In response to the crisis, Coldiretti calls for institutional support to aid farmers in adapting to these challenging conditions. The lobby group advocates for the adoption of innovative solutions, including “agriculture 5.0” technologies like drones, robots, and satellites, as well as advancements in GMO-free green genetics, to bolster the resilience of Italy’s agricultural sector against climate change.
The situation has prompted Italian farmers to join their European counterparts in organizing mass protests, demanding immediate action from authorities to address climate concerns, low produce prices, rising operational costs, and the competition from cheap imports.
The mild winter affects agriculture and the country’s ski resorts, particularly in central Italy, where a lack of snowfall has left slopes bare and businesses struggling.

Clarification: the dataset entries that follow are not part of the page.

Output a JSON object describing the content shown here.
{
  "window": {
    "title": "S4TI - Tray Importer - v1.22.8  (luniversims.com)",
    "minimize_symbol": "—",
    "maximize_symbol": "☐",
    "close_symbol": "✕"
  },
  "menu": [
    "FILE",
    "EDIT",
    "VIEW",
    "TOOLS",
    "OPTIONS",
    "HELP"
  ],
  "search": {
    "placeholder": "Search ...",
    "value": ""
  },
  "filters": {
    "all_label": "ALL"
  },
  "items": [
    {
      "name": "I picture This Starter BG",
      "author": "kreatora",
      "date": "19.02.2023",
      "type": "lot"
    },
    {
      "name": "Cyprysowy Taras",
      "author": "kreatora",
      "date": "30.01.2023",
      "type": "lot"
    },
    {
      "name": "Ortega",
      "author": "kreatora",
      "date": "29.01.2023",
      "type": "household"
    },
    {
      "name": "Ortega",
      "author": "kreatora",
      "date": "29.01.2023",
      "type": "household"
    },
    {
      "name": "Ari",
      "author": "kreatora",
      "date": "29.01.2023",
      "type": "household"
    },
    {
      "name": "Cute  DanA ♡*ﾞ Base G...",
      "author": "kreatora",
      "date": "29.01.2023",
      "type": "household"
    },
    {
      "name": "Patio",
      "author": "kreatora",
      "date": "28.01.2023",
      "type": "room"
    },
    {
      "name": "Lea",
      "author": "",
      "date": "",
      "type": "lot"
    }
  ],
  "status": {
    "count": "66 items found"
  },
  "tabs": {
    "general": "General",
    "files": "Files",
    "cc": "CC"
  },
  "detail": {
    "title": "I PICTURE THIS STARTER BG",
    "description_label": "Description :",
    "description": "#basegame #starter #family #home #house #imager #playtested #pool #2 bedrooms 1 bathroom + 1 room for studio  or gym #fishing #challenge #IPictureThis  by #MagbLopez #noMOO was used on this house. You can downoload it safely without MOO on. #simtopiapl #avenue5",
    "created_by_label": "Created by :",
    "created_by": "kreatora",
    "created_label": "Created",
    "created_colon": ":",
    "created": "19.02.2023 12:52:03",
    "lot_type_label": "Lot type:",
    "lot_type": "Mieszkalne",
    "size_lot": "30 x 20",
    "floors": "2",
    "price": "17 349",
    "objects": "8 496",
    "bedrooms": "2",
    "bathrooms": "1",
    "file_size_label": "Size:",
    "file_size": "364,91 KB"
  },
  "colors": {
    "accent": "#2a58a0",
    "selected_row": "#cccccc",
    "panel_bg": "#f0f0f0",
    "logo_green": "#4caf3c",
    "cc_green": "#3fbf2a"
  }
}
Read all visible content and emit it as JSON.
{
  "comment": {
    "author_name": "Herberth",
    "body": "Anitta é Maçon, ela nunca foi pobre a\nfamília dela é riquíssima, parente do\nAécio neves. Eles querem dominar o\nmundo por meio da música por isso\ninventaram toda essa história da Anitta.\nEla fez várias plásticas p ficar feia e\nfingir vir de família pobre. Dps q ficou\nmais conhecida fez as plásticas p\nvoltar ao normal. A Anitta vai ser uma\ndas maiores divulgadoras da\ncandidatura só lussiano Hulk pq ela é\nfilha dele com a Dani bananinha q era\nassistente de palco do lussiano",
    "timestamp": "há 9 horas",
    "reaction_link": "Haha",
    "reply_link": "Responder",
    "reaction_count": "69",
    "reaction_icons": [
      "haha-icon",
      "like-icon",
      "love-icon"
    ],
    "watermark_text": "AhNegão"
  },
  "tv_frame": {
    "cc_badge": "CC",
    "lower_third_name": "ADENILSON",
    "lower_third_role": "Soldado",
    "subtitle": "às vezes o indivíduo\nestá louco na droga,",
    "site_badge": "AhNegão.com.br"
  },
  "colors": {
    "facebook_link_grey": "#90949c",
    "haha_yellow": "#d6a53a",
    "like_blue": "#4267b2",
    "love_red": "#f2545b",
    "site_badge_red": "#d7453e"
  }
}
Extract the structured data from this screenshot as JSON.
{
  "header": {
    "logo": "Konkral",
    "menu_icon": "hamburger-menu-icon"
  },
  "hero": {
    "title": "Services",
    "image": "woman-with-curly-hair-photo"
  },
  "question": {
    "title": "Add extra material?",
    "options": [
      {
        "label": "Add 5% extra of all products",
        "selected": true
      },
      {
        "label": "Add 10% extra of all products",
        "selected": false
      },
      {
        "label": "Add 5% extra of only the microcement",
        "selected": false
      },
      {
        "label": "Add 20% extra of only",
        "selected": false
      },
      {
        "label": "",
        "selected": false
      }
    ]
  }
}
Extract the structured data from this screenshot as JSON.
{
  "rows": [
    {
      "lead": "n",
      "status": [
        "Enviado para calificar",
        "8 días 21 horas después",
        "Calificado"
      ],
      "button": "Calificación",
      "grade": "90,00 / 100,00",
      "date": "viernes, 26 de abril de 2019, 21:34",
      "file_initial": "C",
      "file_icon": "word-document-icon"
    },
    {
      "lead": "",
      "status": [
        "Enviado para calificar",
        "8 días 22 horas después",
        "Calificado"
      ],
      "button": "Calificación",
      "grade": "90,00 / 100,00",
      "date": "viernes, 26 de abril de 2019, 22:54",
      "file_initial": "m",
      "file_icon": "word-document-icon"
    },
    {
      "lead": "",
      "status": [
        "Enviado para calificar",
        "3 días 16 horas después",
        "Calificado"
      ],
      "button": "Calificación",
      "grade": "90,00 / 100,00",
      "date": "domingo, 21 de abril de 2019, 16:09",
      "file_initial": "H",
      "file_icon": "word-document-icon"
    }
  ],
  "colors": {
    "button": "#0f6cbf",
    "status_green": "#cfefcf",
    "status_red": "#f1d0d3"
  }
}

The recent climatic irregularities witnessed in Italy are not isolated incidents but part of a larger pattern affecting southern Europe, with Spain also experiencing unprecedented weather conditions. Spain reported its warmest January on record, mirroring the unusual warmth in Italy and signalling a broader climatic shift across the region. Particularly hard-hit are the regions of Catalonia and Andalusia in Spain, where a prolonged drought is exacerbating the situation, putting additional strain on water resources, agriculture, and the overall ecosystem.
These developments underscore the urgent challenge that southern Europe faces as it grapples with the realities of climate change. The warm winters and lack of precipitation disrupt seasonal norms and have far-reaching implications for agriculture, water supply, and biodiversity. The situation calls for immediate and coordinated action to mitigate the impacts of these climatic anomalies. Strategies may include adopting more sustainable water management practices, investing in drought-resistant crops, and implementing comprehensive climate adaptation plans to safeguard the environment and ensure the resilience of local economies and communities against the increasingly unpredictable whims of nature.